For the records that follow, give the number of lines containing the word "Create", with no added text.

*** Information provided

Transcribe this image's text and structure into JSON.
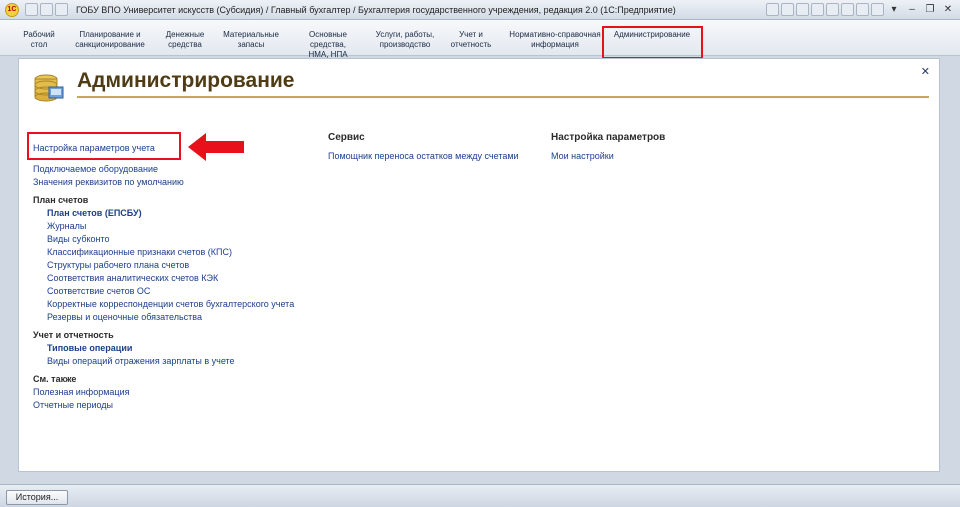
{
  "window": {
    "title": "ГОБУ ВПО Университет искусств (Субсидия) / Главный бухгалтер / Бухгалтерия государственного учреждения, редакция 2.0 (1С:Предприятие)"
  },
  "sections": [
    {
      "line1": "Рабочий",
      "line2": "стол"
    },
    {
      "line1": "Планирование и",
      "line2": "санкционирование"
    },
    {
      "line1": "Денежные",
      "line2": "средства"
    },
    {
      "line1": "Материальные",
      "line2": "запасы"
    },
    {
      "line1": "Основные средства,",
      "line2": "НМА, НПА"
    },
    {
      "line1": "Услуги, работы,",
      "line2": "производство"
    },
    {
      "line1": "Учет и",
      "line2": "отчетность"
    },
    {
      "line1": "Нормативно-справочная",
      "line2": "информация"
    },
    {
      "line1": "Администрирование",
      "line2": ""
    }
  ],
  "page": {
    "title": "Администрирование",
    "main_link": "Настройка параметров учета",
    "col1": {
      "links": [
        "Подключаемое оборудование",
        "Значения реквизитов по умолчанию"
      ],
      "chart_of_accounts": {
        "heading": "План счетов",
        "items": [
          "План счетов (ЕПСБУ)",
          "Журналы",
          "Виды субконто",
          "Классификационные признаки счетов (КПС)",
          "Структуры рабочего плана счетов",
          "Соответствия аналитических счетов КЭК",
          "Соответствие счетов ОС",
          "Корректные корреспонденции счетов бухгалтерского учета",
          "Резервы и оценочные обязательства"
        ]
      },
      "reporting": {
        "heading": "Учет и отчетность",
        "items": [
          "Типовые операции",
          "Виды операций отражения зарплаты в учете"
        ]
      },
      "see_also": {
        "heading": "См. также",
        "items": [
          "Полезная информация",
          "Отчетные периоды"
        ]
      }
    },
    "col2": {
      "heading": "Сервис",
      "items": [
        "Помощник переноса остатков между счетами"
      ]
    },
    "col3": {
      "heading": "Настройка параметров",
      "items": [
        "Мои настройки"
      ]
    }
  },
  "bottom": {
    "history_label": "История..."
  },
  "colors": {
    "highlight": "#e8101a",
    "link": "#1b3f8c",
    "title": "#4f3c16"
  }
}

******
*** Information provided

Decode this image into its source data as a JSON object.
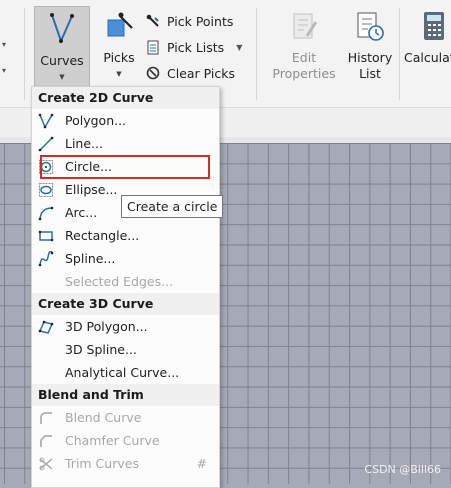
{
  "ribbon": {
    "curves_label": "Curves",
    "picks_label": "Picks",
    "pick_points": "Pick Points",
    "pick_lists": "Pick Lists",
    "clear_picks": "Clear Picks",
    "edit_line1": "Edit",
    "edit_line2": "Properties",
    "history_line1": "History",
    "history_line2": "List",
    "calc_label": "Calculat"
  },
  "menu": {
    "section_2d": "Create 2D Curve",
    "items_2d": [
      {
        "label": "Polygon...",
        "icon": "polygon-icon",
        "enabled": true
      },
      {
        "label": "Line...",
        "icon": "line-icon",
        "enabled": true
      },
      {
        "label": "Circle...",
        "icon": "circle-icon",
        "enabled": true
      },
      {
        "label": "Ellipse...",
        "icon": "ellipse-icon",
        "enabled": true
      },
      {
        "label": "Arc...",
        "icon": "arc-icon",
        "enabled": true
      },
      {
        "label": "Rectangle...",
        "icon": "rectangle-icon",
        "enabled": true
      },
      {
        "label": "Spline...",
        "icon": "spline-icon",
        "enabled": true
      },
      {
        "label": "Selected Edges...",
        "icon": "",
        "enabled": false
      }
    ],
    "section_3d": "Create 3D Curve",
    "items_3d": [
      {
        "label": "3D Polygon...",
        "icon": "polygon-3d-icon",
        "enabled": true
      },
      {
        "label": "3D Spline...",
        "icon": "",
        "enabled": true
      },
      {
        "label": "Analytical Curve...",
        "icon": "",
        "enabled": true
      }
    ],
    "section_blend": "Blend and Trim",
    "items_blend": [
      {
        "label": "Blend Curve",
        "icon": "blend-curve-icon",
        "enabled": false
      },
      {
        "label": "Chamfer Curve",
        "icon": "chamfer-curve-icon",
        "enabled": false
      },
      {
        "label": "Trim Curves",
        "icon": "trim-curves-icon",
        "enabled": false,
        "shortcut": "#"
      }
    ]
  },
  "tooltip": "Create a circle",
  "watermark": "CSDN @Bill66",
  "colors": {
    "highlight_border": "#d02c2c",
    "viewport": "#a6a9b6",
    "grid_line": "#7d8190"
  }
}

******

* **Exercise output**
3